* Brief
Look through the entries below and report every line that has "label".

Website and app data records:
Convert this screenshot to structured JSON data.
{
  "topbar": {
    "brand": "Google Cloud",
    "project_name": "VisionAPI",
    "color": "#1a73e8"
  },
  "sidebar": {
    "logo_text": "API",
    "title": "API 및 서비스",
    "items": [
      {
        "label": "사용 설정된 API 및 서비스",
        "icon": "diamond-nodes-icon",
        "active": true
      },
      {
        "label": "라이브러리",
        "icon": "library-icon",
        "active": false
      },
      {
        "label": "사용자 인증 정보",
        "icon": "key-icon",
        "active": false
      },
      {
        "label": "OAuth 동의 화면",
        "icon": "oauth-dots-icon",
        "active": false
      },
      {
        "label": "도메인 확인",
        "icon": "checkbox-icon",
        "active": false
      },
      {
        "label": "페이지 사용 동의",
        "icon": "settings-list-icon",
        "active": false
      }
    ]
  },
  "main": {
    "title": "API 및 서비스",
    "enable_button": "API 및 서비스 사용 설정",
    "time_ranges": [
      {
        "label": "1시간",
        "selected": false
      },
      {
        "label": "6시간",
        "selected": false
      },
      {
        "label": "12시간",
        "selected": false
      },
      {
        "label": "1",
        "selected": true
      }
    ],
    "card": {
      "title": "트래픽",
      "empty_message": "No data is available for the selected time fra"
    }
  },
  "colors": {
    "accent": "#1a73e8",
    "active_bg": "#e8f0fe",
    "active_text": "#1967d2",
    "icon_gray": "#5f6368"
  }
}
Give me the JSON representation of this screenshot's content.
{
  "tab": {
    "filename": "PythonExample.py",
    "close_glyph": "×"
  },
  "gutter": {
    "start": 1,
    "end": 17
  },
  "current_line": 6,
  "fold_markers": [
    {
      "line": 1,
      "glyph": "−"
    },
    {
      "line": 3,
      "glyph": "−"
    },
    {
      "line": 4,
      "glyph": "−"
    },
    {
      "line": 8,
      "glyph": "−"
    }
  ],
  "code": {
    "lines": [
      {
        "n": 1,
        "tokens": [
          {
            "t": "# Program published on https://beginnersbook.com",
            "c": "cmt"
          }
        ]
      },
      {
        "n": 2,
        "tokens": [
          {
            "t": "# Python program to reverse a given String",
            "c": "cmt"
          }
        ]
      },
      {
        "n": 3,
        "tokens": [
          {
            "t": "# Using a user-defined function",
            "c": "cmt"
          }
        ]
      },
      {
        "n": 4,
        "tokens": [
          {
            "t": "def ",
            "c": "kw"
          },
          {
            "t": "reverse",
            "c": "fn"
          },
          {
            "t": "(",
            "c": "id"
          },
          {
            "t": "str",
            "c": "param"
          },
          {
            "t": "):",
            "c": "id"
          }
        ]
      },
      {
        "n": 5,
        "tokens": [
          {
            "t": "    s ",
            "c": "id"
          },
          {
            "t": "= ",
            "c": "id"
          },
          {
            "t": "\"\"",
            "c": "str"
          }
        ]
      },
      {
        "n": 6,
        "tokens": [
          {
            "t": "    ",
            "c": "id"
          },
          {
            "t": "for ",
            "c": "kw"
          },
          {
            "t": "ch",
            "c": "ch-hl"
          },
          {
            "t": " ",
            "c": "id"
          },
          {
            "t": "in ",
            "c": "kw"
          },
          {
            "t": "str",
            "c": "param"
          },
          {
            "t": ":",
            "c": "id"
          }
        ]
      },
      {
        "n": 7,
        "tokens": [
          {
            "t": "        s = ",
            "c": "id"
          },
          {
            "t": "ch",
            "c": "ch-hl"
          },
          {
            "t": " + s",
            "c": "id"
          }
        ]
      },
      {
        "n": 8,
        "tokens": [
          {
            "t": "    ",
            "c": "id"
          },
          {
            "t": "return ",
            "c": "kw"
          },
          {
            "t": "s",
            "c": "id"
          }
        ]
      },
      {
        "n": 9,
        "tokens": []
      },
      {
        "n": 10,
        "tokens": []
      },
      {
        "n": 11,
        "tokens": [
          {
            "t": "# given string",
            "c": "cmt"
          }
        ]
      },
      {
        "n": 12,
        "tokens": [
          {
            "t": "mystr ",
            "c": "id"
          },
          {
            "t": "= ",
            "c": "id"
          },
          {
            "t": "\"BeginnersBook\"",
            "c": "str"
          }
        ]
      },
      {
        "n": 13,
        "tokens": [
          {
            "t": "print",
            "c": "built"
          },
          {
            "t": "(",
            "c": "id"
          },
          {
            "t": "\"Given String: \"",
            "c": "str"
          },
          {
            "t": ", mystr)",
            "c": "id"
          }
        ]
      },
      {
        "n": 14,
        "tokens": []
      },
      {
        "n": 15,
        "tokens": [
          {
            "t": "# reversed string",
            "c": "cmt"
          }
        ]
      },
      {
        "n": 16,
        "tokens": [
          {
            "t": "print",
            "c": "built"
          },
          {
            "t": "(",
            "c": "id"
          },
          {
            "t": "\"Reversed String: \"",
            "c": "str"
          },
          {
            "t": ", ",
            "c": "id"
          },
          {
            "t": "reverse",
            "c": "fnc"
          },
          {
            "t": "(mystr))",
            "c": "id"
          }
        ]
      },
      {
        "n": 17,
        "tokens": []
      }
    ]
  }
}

* Your response
        "label": "사용 설정된 API 및 서비스",
        "label": "라이브러리",
        "label": "사용자 인증 정보",
        "label": "OAuth 동의 화면",
        "label": "도메인 확인",
        "label": "페이지 사용 동의",
        "label": "1시간",
        "label": "6시간",
        "label": "12시간",
        "label": "1",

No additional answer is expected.